▶ What needs to be done: Read through the data and report every line in which the word "screenshot" occurs.

▶ Material for the task:
════════════════════

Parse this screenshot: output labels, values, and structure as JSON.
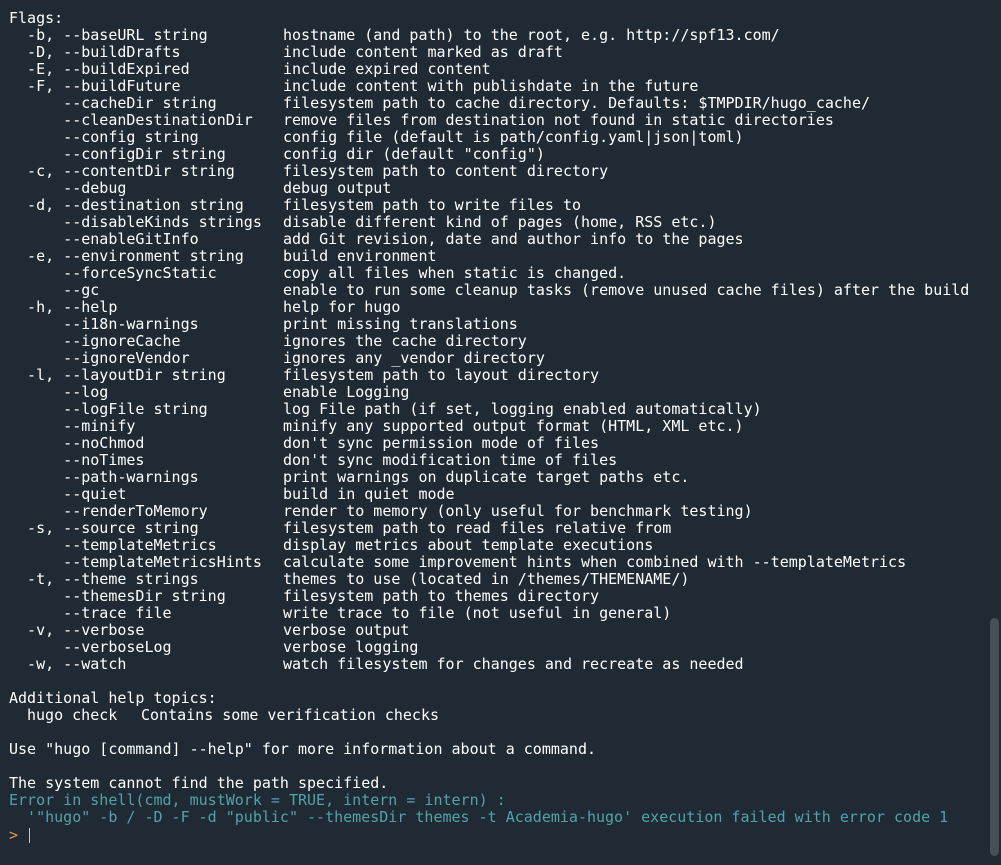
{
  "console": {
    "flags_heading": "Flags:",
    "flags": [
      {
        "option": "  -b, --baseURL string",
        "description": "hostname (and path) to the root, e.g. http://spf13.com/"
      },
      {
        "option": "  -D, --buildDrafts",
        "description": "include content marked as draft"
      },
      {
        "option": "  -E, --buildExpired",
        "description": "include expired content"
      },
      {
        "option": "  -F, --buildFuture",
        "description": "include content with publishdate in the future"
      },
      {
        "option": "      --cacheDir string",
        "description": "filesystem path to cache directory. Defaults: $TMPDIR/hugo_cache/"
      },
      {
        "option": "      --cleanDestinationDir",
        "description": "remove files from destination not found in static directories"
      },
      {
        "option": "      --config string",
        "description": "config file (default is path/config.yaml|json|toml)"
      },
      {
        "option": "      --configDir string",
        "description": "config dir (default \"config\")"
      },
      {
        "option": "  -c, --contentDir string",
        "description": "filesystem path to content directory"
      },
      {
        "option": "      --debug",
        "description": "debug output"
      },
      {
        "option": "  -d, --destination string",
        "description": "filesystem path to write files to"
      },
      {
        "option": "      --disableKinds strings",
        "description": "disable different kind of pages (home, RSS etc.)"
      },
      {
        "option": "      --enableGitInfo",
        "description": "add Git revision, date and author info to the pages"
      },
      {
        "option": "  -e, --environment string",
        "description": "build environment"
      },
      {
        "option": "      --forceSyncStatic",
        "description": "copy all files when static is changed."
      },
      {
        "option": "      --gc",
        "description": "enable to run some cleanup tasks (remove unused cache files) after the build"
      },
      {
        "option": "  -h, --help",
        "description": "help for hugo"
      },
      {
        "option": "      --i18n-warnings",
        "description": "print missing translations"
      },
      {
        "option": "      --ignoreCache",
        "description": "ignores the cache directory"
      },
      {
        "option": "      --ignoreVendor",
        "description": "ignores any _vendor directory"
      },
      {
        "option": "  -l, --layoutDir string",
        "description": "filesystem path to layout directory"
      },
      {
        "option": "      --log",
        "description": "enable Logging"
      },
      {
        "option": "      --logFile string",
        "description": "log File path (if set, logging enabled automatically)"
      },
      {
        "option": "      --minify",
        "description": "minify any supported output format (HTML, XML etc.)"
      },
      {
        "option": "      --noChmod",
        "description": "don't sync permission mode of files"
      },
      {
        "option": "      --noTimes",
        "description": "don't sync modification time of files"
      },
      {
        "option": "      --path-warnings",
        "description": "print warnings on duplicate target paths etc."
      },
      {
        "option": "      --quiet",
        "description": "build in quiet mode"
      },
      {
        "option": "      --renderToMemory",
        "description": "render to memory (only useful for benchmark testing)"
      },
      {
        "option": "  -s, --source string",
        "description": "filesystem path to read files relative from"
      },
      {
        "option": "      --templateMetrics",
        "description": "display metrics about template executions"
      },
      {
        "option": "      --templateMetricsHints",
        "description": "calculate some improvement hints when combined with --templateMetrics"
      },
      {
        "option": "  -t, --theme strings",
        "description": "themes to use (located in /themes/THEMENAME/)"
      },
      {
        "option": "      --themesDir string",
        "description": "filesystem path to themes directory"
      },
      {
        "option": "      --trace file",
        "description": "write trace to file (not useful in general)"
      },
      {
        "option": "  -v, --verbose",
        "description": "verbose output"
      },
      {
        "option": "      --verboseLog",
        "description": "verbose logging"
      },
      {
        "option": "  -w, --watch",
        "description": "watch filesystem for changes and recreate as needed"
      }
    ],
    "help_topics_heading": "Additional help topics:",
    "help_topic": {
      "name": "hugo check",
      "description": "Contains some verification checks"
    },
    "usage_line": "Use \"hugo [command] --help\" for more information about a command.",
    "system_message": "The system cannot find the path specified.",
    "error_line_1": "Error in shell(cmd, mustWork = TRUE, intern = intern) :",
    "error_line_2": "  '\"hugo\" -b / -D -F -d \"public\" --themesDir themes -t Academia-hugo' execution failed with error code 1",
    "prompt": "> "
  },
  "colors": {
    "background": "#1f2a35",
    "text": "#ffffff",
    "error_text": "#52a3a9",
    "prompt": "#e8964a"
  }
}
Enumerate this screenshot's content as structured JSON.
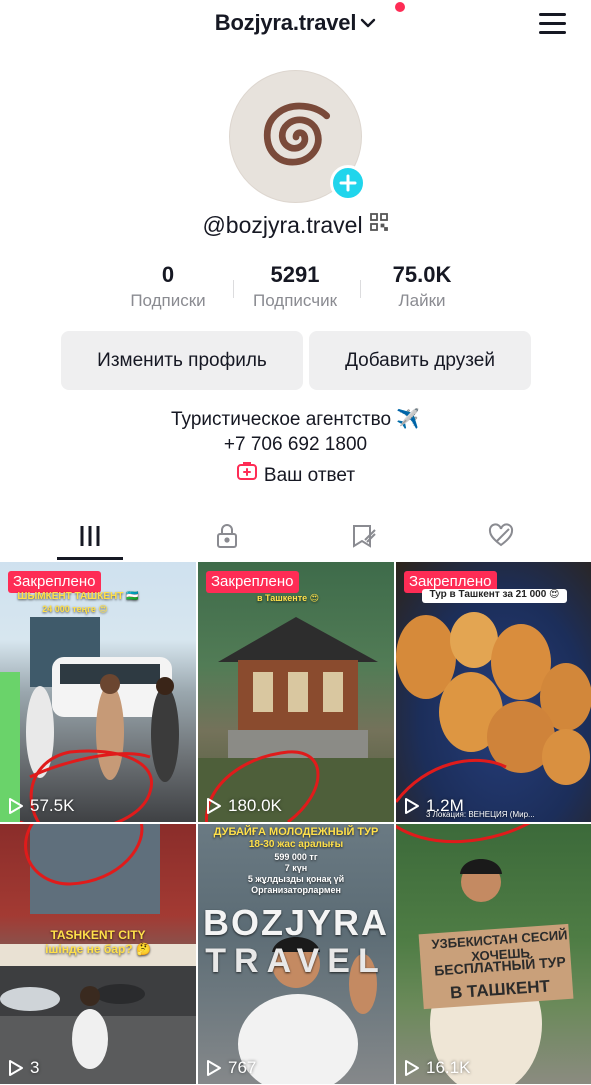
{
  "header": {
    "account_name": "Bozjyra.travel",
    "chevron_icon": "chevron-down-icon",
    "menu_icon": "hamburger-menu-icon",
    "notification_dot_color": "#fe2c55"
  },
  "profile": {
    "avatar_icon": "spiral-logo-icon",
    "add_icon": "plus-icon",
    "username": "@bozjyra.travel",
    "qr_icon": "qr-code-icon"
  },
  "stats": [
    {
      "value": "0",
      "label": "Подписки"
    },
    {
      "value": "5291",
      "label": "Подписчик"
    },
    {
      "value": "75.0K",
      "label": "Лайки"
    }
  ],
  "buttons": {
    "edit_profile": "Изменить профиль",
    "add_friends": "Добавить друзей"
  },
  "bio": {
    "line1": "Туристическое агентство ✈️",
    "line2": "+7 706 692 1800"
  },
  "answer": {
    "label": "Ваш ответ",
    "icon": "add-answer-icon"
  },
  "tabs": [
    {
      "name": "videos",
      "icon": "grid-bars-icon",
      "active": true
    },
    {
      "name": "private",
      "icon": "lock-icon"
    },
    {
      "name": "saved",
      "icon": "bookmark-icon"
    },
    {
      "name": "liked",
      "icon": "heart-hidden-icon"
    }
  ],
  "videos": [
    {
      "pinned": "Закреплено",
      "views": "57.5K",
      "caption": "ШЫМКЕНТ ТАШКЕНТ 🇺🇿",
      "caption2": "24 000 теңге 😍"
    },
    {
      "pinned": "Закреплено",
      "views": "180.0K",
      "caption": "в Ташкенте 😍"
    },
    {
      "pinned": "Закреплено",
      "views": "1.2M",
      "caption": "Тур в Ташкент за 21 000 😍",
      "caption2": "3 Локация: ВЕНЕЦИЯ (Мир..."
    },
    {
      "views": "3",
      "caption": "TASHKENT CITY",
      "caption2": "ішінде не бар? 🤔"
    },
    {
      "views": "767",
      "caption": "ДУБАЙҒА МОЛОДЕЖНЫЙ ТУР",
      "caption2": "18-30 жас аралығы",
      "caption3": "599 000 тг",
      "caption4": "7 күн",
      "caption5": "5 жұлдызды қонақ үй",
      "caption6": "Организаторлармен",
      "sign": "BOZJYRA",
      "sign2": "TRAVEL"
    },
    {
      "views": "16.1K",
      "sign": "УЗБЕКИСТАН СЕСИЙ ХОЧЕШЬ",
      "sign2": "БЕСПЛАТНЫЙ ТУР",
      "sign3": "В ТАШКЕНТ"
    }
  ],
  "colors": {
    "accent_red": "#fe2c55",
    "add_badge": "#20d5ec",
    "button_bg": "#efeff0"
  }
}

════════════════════

▶ Expected answer:
Parse this screenshot: output labels, values, and structure as JSON.
Enumerate this screenshot's content as structured JSON.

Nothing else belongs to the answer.